The life of a writer can be one of extremes. There's the hyper-socialization at events like Boucheron, and the countless hours of tucking oneself away to live in your head and flesh out the story you're trying to tell.
I think that blogs were initially a great experience for writers because they enabled us to connect, and that made the process of writing a little less lonely at times.
However, back when blogs were all the rage and everyone except Dennis Lehane had one to three they were posting on regularly, it was easy to get sucked down into the black hole of time theft.
And it's still easy to do that, just in other ways.
While I appreciate the support and motivation that comes from other writers at time, there came a point this summer when Marietta Miles summed up an issue for me; too much talk about writing instead of writing.
It's important to make sure that you balance your priorities, and that you don't let the sometimes fun activities get in the way of actually writing. Nobody needs to belong to five critique groups. Nobody needs to attend every marketing seminar. Nobody needs to take course after course when manuscripts are sitting unfinished, gathering dust.
At some point, we all have to put our big girl or boy pants on and get down to the business of being a serious writer if we want to be taken seriously. That doesn't mean don't socialize. It doesn't mean you have a support group you can be accountable to or run things by as needed.
It just means that your top priority remains the writing.
I had to shut off the world a bit this summer in order to get a manuscript done. Due to the fact that I did have a support group, and I was challenged by Mindy Tarquini to push myself out of my comfort zone, I ended up making significant changes I'd never expected to make. A month ago I wasn't even close to done, but over the past month I cut down my input and focused on the output.
Last night, I put the final touches on this manuscript and in a rare moment for me, I walked away happy with the ending and with a sense of satisfaction that I didn't think possible weeks ago.
I wouldn't have reached this point without motivation, but I also wouldn't have reached this point without prioritizing my time.
A person I knew (not an author or part of my network, but a schoolteacher) once got really snippy with me because they asked for a blog post and I wasn't able to produce one immediately. They pointed to another writer who'd come through when I hadn't, and they were a "bigger name."
I pointed out that they write full-time and that I balance full-time work and a family with my writing time. It's important to remember what your life responsibilities are when you commit your time to things. Prioritize. You don't need to take every publicity opportunity offered and you don't need to feel guilty for sometimes saying no.

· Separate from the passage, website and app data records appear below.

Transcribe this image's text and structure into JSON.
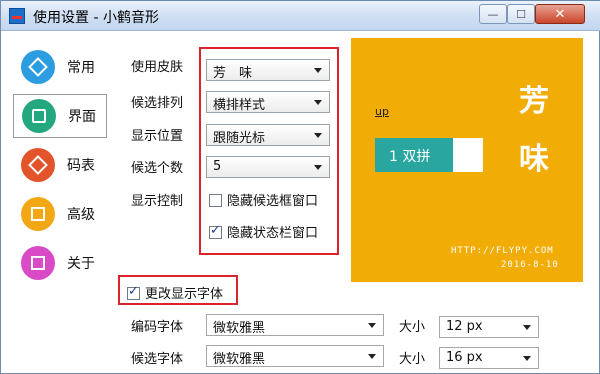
{
  "window": {
    "title": "使用设置 - 小鹤音形",
    "controls": {
      "minimize": "—",
      "maximize": "☐",
      "close": "✕"
    }
  },
  "sidebar": {
    "items": [
      {
        "label": "常用",
        "icon": "common-icon",
        "color": "#2b9de0"
      },
      {
        "label": "界面",
        "icon": "interface-icon",
        "color": "#23a77e",
        "active": true
      },
      {
        "label": "码表",
        "icon": "codetable-icon",
        "color": "#e3542a"
      },
      {
        "label": "高级",
        "icon": "advanced-icon",
        "color": "#f1a814"
      },
      {
        "label": "关于",
        "icon": "about-icon",
        "color": "#d94ac6"
      }
    ]
  },
  "settings": {
    "skin": {
      "label": "使用皮肤",
      "value": "芳　味"
    },
    "arrangement": {
      "label": "候选排列",
      "value": "横排样式"
    },
    "position": {
      "label": "显示位置",
      "value": "跟随光标"
    },
    "count": {
      "label": "候选个数",
      "value": "5"
    },
    "display_control": {
      "label": "显示控制",
      "hide_candidate_window": {
        "label": "隐藏候选框窗口",
        "checked": false
      },
      "hide_status_window": {
        "label": "隐藏状态栏窗口",
        "checked": true
      }
    },
    "change_font": {
      "label": "更改显示字体",
      "checked": true
    },
    "code_font": {
      "label": "编码字体",
      "value": "微软雅黑",
      "size_label": "大小",
      "size": "12 px"
    },
    "candidate_font": {
      "label": "候选字体",
      "value": "微软雅黑",
      "size_label": "大小",
      "size": "16 px"
    }
  },
  "preview": {
    "background": "#f2ac06",
    "code": "up",
    "candidate": "1 双拼",
    "char_top": "芳",
    "char_bottom": "味",
    "url": "HTTP://FLYPY.COM",
    "date": "2016-8-10"
  },
  "accent_red": "#d9242b"
}
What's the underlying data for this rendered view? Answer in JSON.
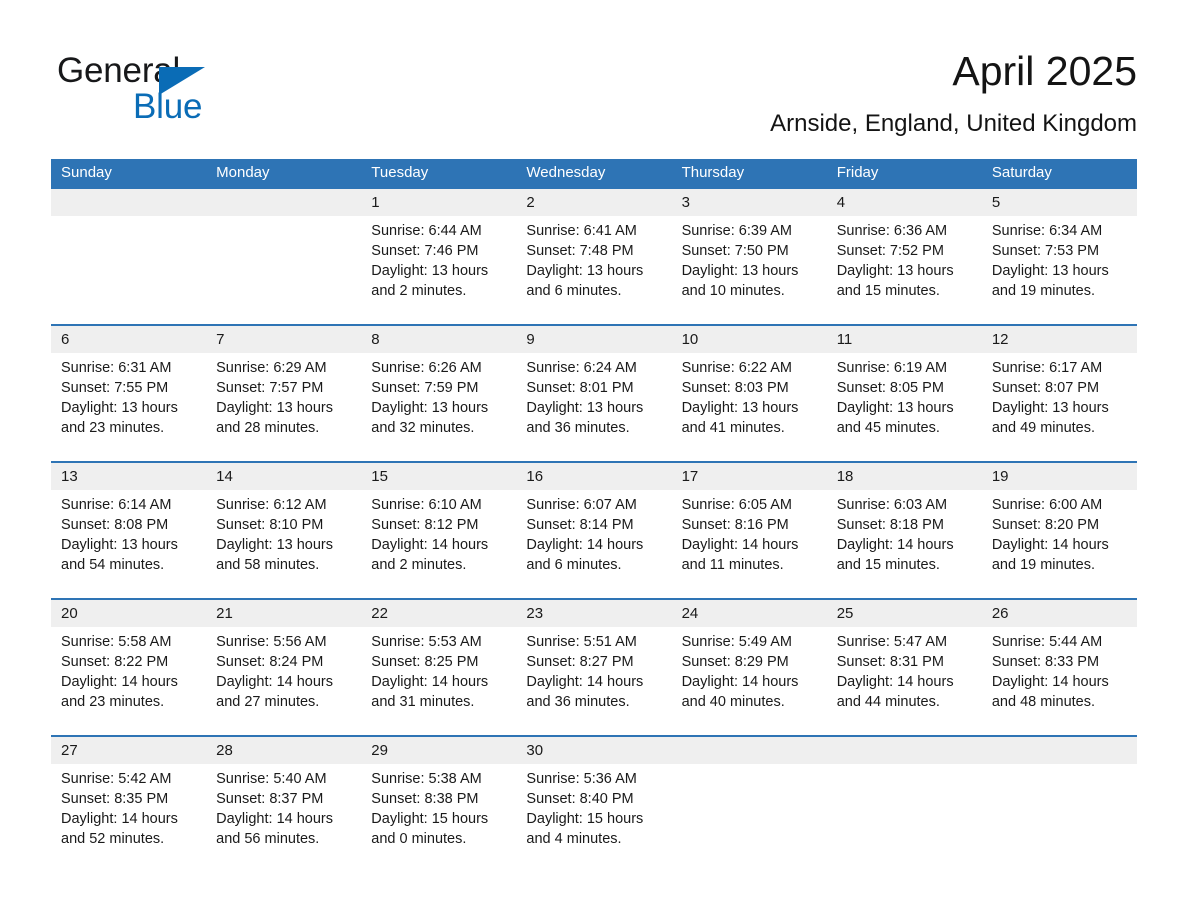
{
  "brand": {
    "name_part1": "General",
    "name_part2": "Blue",
    "triangle_color": "#0A6CB6",
    "text_color": "#17181a"
  },
  "header": {
    "title": "April 2025",
    "location": "Arnside, England, United Kingdom"
  },
  "theme": {
    "header_band": "#2E74B5",
    "date_band": "#EFEFEF",
    "row_rule": "#2E74B5",
    "text": "#1a1a1a",
    "background": "#ffffff"
  },
  "weekday_headers": [
    "Sunday",
    "Monday",
    "Tuesday",
    "Wednesday",
    "Thursday",
    "Friday",
    "Saturday"
  ],
  "weeks": [
    {
      "days": [
        {
          "num": "",
          "lines": [
            "",
            "",
            "",
            ""
          ]
        },
        {
          "num": "",
          "lines": [
            "",
            "",
            "",
            ""
          ]
        },
        {
          "num": "1",
          "lines": [
            "Sunrise: 6:44 AM",
            "Sunset: 7:46 PM",
            "Daylight: 13 hours",
            "and 2 minutes."
          ]
        },
        {
          "num": "2",
          "lines": [
            "Sunrise: 6:41 AM",
            "Sunset: 7:48 PM",
            "Daylight: 13 hours",
            "and 6 minutes."
          ]
        },
        {
          "num": "3",
          "lines": [
            "Sunrise: 6:39 AM",
            "Sunset: 7:50 PM",
            "Daylight: 13 hours",
            "and 10 minutes."
          ]
        },
        {
          "num": "4",
          "lines": [
            "Sunrise: 6:36 AM",
            "Sunset: 7:52 PM",
            "Daylight: 13 hours",
            "and 15 minutes."
          ]
        },
        {
          "num": "5",
          "lines": [
            "Sunrise: 6:34 AM",
            "Sunset: 7:53 PM",
            "Daylight: 13 hours",
            "and 19 minutes."
          ]
        }
      ]
    },
    {
      "days": [
        {
          "num": "6",
          "lines": [
            "Sunrise: 6:31 AM",
            "Sunset: 7:55 PM",
            "Daylight: 13 hours",
            "and 23 minutes."
          ]
        },
        {
          "num": "7",
          "lines": [
            "Sunrise: 6:29 AM",
            "Sunset: 7:57 PM",
            "Daylight: 13 hours",
            "and 28 minutes."
          ]
        },
        {
          "num": "8",
          "lines": [
            "Sunrise: 6:26 AM",
            "Sunset: 7:59 PM",
            "Daylight: 13 hours",
            "and 32 minutes."
          ]
        },
        {
          "num": "9",
          "lines": [
            "Sunrise: 6:24 AM",
            "Sunset: 8:01 PM",
            "Daylight: 13 hours",
            "and 36 minutes."
          ]
        },
        {
          "num": "10",
          "lines": [
            "Sunrise: 6:22 AM",
            "Sunset: 8:03 PM",
            "Daylight: 13 hours",
            "and 41 minutes."
          ]
        },
        {
          "num": "11",
          "lines": [
            "Sunrise: 6:19 AM",
            "Sunset: 8:05 PM",
            "Daylight: 13 hours",
            "and 45 minutes."
          ]
        },
        {
          "num": "12",
          "lines": [
            "Sunrise: 6:17 AM",
            "Sunset: 8:07 PM",
            "Daylight: 13 hours",
            "and 49 minutes."
          ]
        }
      ]
    },
    {
      "days": [
        {
          "num": "13",
          "lines": [
            "Sunrise: 6:14 AM",
            "Sunset: 8:08 PM",
            "Daylight: 13 hours",
            "and 54 minutes."
          ]
        },
        {
          "num": "14",
          "lines": [
            "Sunrise: 6:12 AM",
            "Sunset: 8:10 PM",
            "Daylight: 13 hours",
            "and 58 minutes."
          ]
        },
        {
          "num": "15",
          "lines": [
            "Sunrise: 6:10 AM",
            "Sunset: 8:12 PM",
            "Daylight: 14 hours",
            "and 2 minutes."
          ]
        },
        {
          "num": "16",
          "lines": [
            "Sunrise: 6:07 AM",
            "Sunset: 8:14 PM",
            "Daylight: 14 hours",
            "and 6 minutes."
          ]
        },
        {
          "num": "17",
          "lines": [
            "Sunrise: 6:05 AM",
            "Sunset: 8:16 PM",
            "Daylight: 14 hours",
            "and 11 minutes."
          ]
        },
        {
          "num": "18",
          "lines": [
            "Sunrise: 6:03 AM",
            "Sunset: 8:18 PM",
            "Daylight: 14 hours",
            "and 15 minutes."
          ]
        },
        {
          "num": "19",
          "lines": [
            "Sunrise: 6:00 AM",
            "Sunset: 8:20 PM",
            "Daylight: 14 hours",
            "and 19 minutes."
          ]
        }
      ]
    },
    {
      "days": [
        {
          "num": "20",
          "lines": [
            "Sunrise: 5:58 AM",
            "Sunset: 8:22 PM",
            "Daylight: 14 hours",
            "and 23 minutes."
          ]
        },
        {
          "num": "21",
          "lines": [
            "Sunrise: 5:56 AM",
            "Sunset: 8:24 PM",
            "Daylight: 14 hours",
            "and 27 minutes."
          ]
        },
        {
          "num": "22",
          "lines": [
            "Sunrise: 5:53 AM",
            "Sunset: 8:25 PM",
            "Daylight: 14 hours",
            "and 31 minutes."
          ]
        },
        {
          "num": "23",
          "lines": [
            "Sunrise: 5:51 AM",
            "Sunset: 8:27 PM",
            "Daylight: 14 hours",
            "and 36 minutes."
          ]
        },
        {
          "num": "24",
          "lines": [
            "Sunrise: 5:49 AM",
            "Sunset: 8:29 PM",
            "Daylight: 14 hours",
            "and 40 minutes."
          ]
        },
        {
          "num": "25",
          "lines": [
            "Sunrise: 5:47 AM",
            "Sunset: 8:31 PM",
            "Daylight: 14 hours",
            "and 44 minutes."
          ]
        },
        {
          "num": "26",
          "lines": [
            "Sunrise: 5:44 AM",
            "Sunset: 8:33 PM",
            "Daylight: 14 hours",
            "and 48 minutes."
          ]
        }
      ]
    },
    {
      "days": [
        {
          "num": "27",
          "lines": [
            "Sunrise: 5:42 AM",
            "Sunset: 8:35 PM",
            "Daylight: 14 hours",
            "and 52 minutes."
          ]
        },
        {
          "num": "28",
          "lines": [
            "Sunrise: 5:40 AM",
            "Sunset: 8:37 PM",
            "Daylight: 14 hours",
            "and 56 minutes."
          ]
        },
        {
          "num": "29",
          "lines": [
            "Sunrise: 5:38 AM",
            "Sunset: 8:38 PM",
            "Daylight: 15 hours",
            "and 0 minutes."
          ]
        },
        {
          "num": "30",
          "lines": [
            "Sunrise: 5:36 AM",
            "Sunset: 8:40 PM",
            "Daylight: 15 hours",
            "and 4 minutes."
          ]
        },
        {
          "num": "",
          "lines": [
            "",
            "",
            "",
            ""
          ]
        },
        {
          "num": "",
          "lines": [
            "",
            "",
            "",
            ""
          ]
        },
        {
          "num": "",
          "lines": [
            "",
            "",
            "",
            ""
          ]
        }
      ]
    }
  ]
}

You do need to make sure that you stay on track with your writing goals. After all, what's the point of every publicity opportunity if you never have anything ready to publish?